Although the GCC has no unified trademark filing system; Article 50 of the Trademark Law states that implementing regulations shall be put in place to set out the applicable filing charges. To date, the implementing regulations have not yet been released. Within the GCC there has been considerable increases in the official filing fees within the past year notably within the UAE, Kuwait and prior to that in Qatar and Saudi Arabia. We look forward to a new schedule of charges that will be binding in all GCC member states for charges related to trademark prosecution procedures. It is still unclear which fee model will be adopted and the ongoing uncertainty is unhelpful.
In conclusion, the prospect of having in place a unified trademark law in the GCC is broadly good news as it allows right holders to enjoy the same protection across the GCC. Although separate trademark filing will still be required, we consider that managing trademark portfolios in the region should be easier and more accessible given that the methods and maintainance of registrations will be more aligned though the GCC member states. However, there are also a number of challenges through the introduction of the Trademark Law. In terms of practice and implementing the concepts, some GCC member states may find it difficult to upkeep their obligations as set out in the Trademark Law. One case in point is the concept of famous trademarks. Although most GCC member states have long been part of the Paris Convention and as such developed case law on the subject, Kuwait only adhered to the Paris Convention in 2014. Accordingly, Kuwait will need to heavily rely on the experiences of the other GCC member states in order to attain the necessary expertise in the subject matter. The reality remains that the level of capacity and expertise vary drastically from one GCC Trademark Office and Court regime to another.
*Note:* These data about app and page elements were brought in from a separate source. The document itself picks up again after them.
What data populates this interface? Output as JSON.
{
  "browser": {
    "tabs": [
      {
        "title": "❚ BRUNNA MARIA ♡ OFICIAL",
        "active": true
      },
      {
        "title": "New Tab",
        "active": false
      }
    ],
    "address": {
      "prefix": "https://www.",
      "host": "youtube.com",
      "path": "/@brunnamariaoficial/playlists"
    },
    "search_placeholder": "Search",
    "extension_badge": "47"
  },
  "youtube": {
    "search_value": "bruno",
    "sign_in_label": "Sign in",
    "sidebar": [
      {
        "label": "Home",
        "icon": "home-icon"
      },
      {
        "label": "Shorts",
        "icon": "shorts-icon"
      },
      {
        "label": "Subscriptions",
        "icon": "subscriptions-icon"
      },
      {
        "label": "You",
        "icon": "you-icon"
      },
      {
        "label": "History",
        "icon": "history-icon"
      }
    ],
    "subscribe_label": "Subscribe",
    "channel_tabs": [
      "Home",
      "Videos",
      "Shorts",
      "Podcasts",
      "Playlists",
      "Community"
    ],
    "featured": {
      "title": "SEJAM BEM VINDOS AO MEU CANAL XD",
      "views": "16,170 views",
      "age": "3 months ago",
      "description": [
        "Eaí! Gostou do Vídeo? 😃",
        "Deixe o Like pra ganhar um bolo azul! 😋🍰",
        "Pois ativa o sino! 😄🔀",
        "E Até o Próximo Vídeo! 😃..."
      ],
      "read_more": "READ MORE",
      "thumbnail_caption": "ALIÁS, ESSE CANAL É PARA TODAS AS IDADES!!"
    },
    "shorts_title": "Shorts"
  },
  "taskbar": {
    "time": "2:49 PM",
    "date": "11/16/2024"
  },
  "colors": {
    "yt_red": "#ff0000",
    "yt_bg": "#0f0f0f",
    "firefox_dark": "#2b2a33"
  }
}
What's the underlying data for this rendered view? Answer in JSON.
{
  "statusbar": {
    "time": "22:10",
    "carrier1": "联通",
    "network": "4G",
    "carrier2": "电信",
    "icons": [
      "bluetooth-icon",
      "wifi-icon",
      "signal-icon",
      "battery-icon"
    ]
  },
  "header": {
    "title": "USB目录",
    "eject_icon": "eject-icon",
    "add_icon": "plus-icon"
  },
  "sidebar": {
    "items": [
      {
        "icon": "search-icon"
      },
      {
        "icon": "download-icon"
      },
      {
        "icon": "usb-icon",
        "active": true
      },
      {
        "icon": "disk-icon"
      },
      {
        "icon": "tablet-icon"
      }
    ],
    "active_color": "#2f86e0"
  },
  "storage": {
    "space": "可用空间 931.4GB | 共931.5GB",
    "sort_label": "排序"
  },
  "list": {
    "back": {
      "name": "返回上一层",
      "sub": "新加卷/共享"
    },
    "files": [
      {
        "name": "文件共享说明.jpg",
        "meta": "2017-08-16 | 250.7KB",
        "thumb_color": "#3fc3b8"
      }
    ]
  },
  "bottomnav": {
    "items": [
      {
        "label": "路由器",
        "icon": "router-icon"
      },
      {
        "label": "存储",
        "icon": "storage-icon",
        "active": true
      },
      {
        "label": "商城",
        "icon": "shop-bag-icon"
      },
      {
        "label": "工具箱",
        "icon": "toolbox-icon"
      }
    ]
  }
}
Further adding confusion over the matter is the fact that the GCC and, in particular the UAE, has some of the highest official fees in the world when it comes to trademark registration. The question remains that should a unified fee schedule be applied in the GCC member states, the right holders will have to significantly increase their budgets for the GCC region and some right holders may even limit their scope of protection opting to file in the larger markets of UAE and KSA and thereby foregoing the smaller GCC markets.